WordPress Posting – David Lipscomb

At the beginning of each writing class, I ask Georgetown University Commons to create WordPress blog sites for each of my enrolled students. Then, during the term, students customize their sites and write weekly blog posts (each 100 to 300 words), addressed to their classmates and posted a day before the last class of the week. At the beginning of the term, I give them guidelines for their posts — asking them to respond to our readings or offer quick ideas about upcoming essays; toward the end of term, they decide what to write about, with most falling back on our SIP format (discuss something in the reading that Surprised you, something that Impressed you as important, and something that Perplexed you). I also require them to post responses to at least three of their classmates’ posts each week.

As for grading, I give them a mid-semester blog grade with about a paragraph of comments (including comments about the responses they’ve been leaving on others’ posts) and then a final blog grade, which usually counts for 20% of their overall final grade. While I read every post and draw on their blog posts in every class discussion (this makes class prep easier, frankly), I don’t post my own responses to their individual blog posts; that’s the job of their fellow students.
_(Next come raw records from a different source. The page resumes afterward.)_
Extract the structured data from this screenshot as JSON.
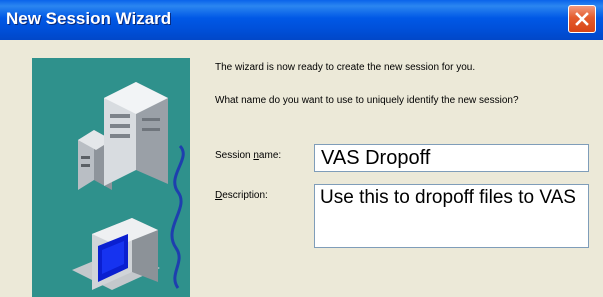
{
  "window": {
    "title": "New Session Wizard",
    "close_icon": "close-icon"
  },
  "content": {
    "intro_text": "The wizard is now ready to create the new session for you.",
    "question_text": "What name do you want to use to uniquely identify the new session?"
  },
  "form": {
    "session_name": {
      "label_before": "Session ",
      "label_accel": "n",
      "label_after": "ame:",
      "value": "VAS Dropoff"
    },
    "description": {
      "label_before": "",
      "label_accel": "D",
      "label_after": "escription:",
      "value": "Use this to dropoff files to VAS"
    }
  },
  "colors": {
    "title_bar": "#0058e6",
    "art_background": "#2f918c",
    "close_button": "#e45c2d"
  }
}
So, they end up doing a lot of low-stakes writing, addressed to (and frankly motivated by a desire to please) their classmates, not me. Their blog writing feeds into class discussions and into longer writing assignments. And I spend very little time providing formal feedback.

Framing Documents – Sherry Linkon
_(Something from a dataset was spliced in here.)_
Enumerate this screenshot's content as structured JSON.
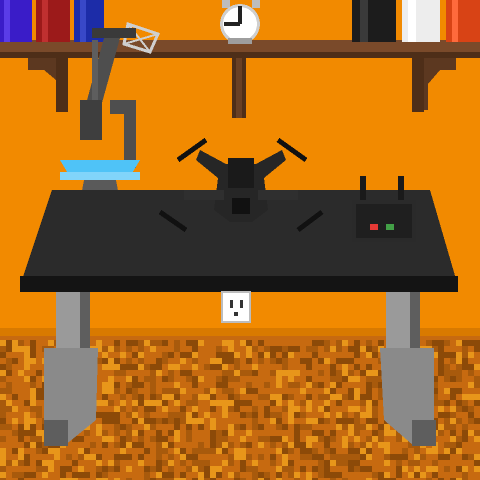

The most productive low-stakes writing assignment in my courses has been the framing document, a 500-word text focused on a particular day’s readings. Students sign up to produce 4 of these during the semester. In the framing document, they answer 3 questions:

  • How does this text deepen, contradict, complicate, or extend the discussions we’ve been having about cities and representations?
  • What do you think we should focus on when we discuss this text?
  • How do you suggest we begin the discussion? What specific moments or aspects, ways of reading, comparisons with other texts will help us dig into the issues you want us to explore?

Students send these to me 24 hours before class, so I can incorporate the best of their insights and questions into our class discussion.

I use a simple 5-point checklist for grading. Students earn 1 point for each answer, 1 point for accuracy, and 1 for offering especially thoughtful or insightful comments. In course evaluations and follow-up discussions, students have consistently identified the framing document as the most useful element of the course. It ensures that at least a few students come to class every day very well prepared for discussion, and the questions help students develop the ability to focus on big ideas, to make connections among texts, and to frame and approach substantive, generative questions.